The 10 canapes you should never serve at a party

Beware of pigs in blankets made with flaky pastry.
Beware of pigs in blankets made with flaky pastry.  Photo: Shuttershock

The sausage roll is the greatest party food of all time and I will not be argued on this. Party-sized sausage rolls are the best because they can be eaten in two bites, but the bigger boys can also be held with confidence in one hand while the other nurses a drink. Very important at a party. God, I love sausage rolls, especially the homemade variety heavy on pork and fennel.

These 10 canapes aren't sausage rolls. They are very much the opposite and should be retired from all stand-up parties effective immediately.  

The takeaway noodle box is better suited for couches than parties.

The takeaway noodle box is better suited to couches than parties. Photo: Shuttershock

Noodles in those little Chinese takeaway boxes. I'm not against those little boxes per se but hoovering chow mein into your gob while trying to hold a respectable conversation takes black-belt level chopstick skills. Pasta from the little boxes can be even worse given red sauce is just a liquid missile seeking the nearest white blouse.  

Risotto. Unless you're going to be standing over the pan stirring all evening and serving it immediately, risotto will turn into a gluggy glug within minutes of hitting the table.

Poorly constructed party pies. Not all pies are created equal and you'll need to make sure the pastry can hold its own without splodging meat on your thongs. Ever had hot mince stream through the space between your toes? It's not good.

Garlic prawns. For obvious reasons regarding garlic breath. Best check the allium levels on any snags you plan to serve, too.

Buffalo wings: not always worth the effort.

Buffalo wings: not always worth the effort. Photo: Shuttershock

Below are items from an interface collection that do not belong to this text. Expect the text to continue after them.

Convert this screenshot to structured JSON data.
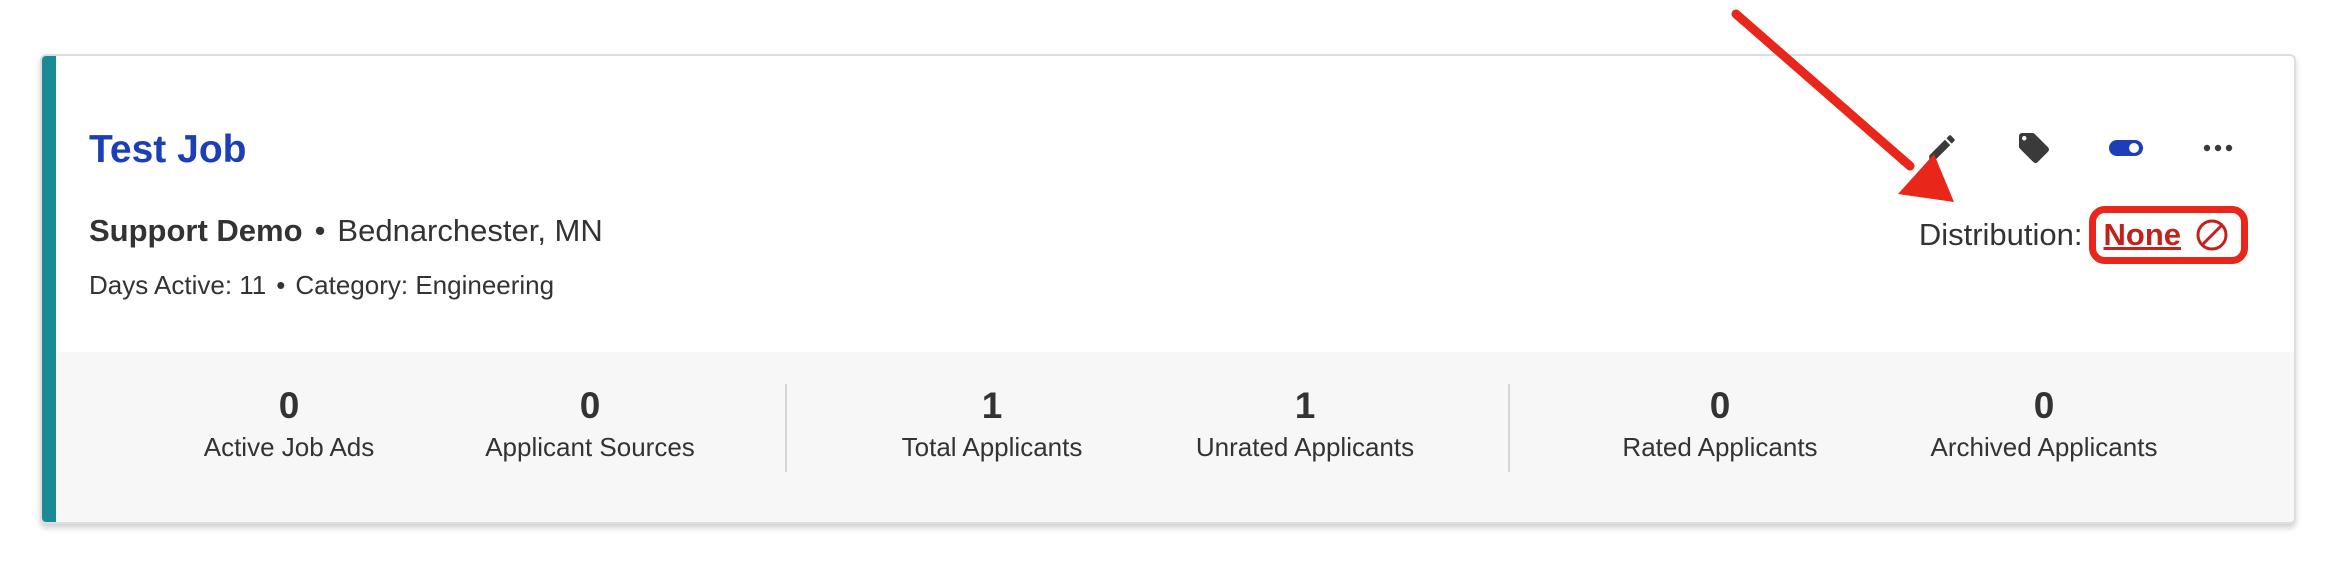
{
  "job": {
    "title": "Test Job",
    "company": "Support Demo",
    "separator": "•",
    "location": "Bednarchester, MN",
    "days_active": "Days Active: 11",
    "category": "Category: Engineering"
  },
  "actions": [
    {
      "icon": "pencil-icon",
      "name": "edit"
    },
    {
      "icon": "tag-icon",
      "name": "tags"
    },
    {
      "icon": "toggle-icon",
      "name": "status-toggle"
    },
    {
      "icon": "more-icon",
      "name": "more"
    }
  ],
  "distribution": {
    "label": "Distribution:",
    "value": "None",
    "icon": "prohibited-icon"
  },
  "stats": [
    {
      "value": "0",
      "label": "Active Job Ads"
    },
    {
      "value": "0",
      "label": "Applicant Sources"
    },
    {
      "value": "1",
      "label": "Total Applicants"
    },
    {
      "value": "1",
      "label": "Unrated Applicants"
    },
    {
      "value": "0",
      "label": "Rated Applicants"
    },
    {
      "value": "0",
      "label": "Archived Applicants"
    }
  ],
  "colors": {
    "accent_bar": "#1a8a96",
    "title": "#1c3fb7",
    "distribution_none": "#c2221a",
    "annotation": "#e8261a",
    "toggle": "#1c3fb7"
  }
}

Buffalo wings. The effort to reward ratio for buffalo wings is ordinary at the best of times and even worse at a party, when there's a high chance of having to pocket a serviette-wrapped chook bone because you can't find a bin. Cloying sauce that sticks to your lips, chin and fingers isn't ideal either. Chicken wings served whole so the drumette, flat and tip remain attached are a much better option – if you're going to get sticky, you might as well get really sticky. White bread to soak up the sauce is key.

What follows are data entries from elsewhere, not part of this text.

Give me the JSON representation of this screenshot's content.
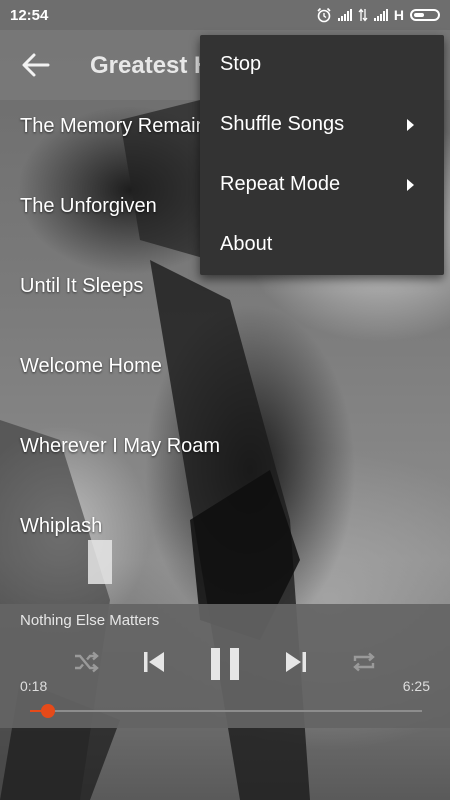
{
  "status_bar": {
    "time": "12:54",
    "network_label": "H"
  },
  "app_bar": {
    "title": "Greatest Hits",
    "icon": "arrow-back-icon"
  },
  "songs": [
    "The Memory Remains",
    "The Unforgiven",
    "Until It Sleeps",
    "Welcome Home",
    "Wherever I May Roam",
    "Whiplash"
  ],
  "menu": {
    "items": [
      {
        "label": "Stop",
        "submenu": false
      },
      {
        "label": "Shuffle Songs",
        "submenu": true
      },
      {
        "label": "Repeat Mode",
        "submenu": true
      },
      {
        "label": "About",
        "submenu": false
      }
    ]
  },
  "player": {
    "now_playing": "Nothing Else Matters",
    "current_time": "0:18",
    "duration": "6:25",
    "progress": 0.047,
    "accent_color": "#e64a19",
    "controls": [
      "shuffle-icon",
      "skip-previous-icon",
      "pause-icon",
      "skip-next-icon",
      "repeat-icon"
    ]
  }
}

Cold devon wrapped around cold mashed potato. The Australian name of this oddball canape is a source of mystery. In England they're sometimes referred to as ladybirds (a winsome name compared to devils on horseback, say) but domestically they seem to drift along under the label of devon rolls. Please get in touch if you have better suggestions. (They're not pigs in blankets, by the way, which is a sausage wrapped in bread.) Whatever you want to call it, there's a reason this abuse of the senses has been an endangered species since 1994.

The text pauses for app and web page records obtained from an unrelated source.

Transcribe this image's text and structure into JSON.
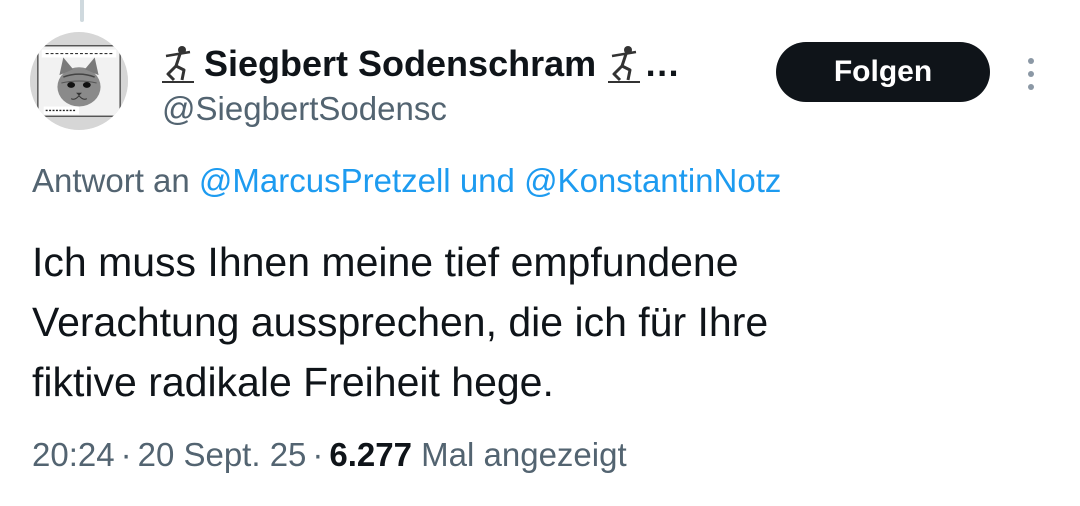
{
  "author": {
    "display_name": "Siegbert Sodenschram",
    "ellipsis": "…",
    "handle": "@SiegbertSodensc",
    "avatar_text_top": "YOU DON'T HAVE TO BE LIKEABLE",
    "avatar_text_bottom": "BE AUTHENTIC",
    "emoji_icon": "kneeling-figure-icon"
  },
  "actions": {
    "follow_label": "Folgen",
    "more_icon": "more-vertical-icon"
  },
  "reply": {
    "prefix": "Antwort an ",
    "mention_1": "@MarcusPretzell",
    "connector": " und ",
    "mention_2": "@KonstantinNotz"
  },
  "tweet": {
    "lines": [
      "Ich muss Ihnen meine tief empfundene",
      "Verachtung aussprechen, die ich für Ihre",
      "fiktive radikale Freiheit hege."
    ]
  },
  "meta": {
    "time": "20:24",
    "separator": "·",
    "date": "20 Sept. 25",
    "views_count": "6.277",
    "views_label": "Mal angezeigt"
  },
  "colors": {
    "link": "#1d9bf0",
    "secondary_text": "#536471",
    "primary_text": "#0f1419",
    "button_bg": "#0f1419"
  }
}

Anything wrapped with flaky puff pastry. No one wants a chest covered in pastry dandruff.

A spoon best left for pho.

A spoon is best left for pho. Photo: Shuttershock

Anything served on an amuse bouche spoon. You know the spoons – the ones designed for slurping pho that are too wide to get your mouth around. And where do you put the spoon once you've had your fill of ceviche? Ergh. A Belgian endive leaf is the superior hors d'oeuvres vessel, unless you're serving soup. But then, what are you doing serving soup at a party, you maniac?

Tiny chorizos on toothpicks. Or anything else likely to Vesuvius with fat on the first bite and cover you and your nearest neighbour with molten grease.

Blue cheese. Ever notice how anything with a blue mould is the last cheese left on a platter? That's because a lot of people really bloody hate blue cheese. It'll also be the only thing on the table you'll smell after an hour at room temperature so double down on double brie instead.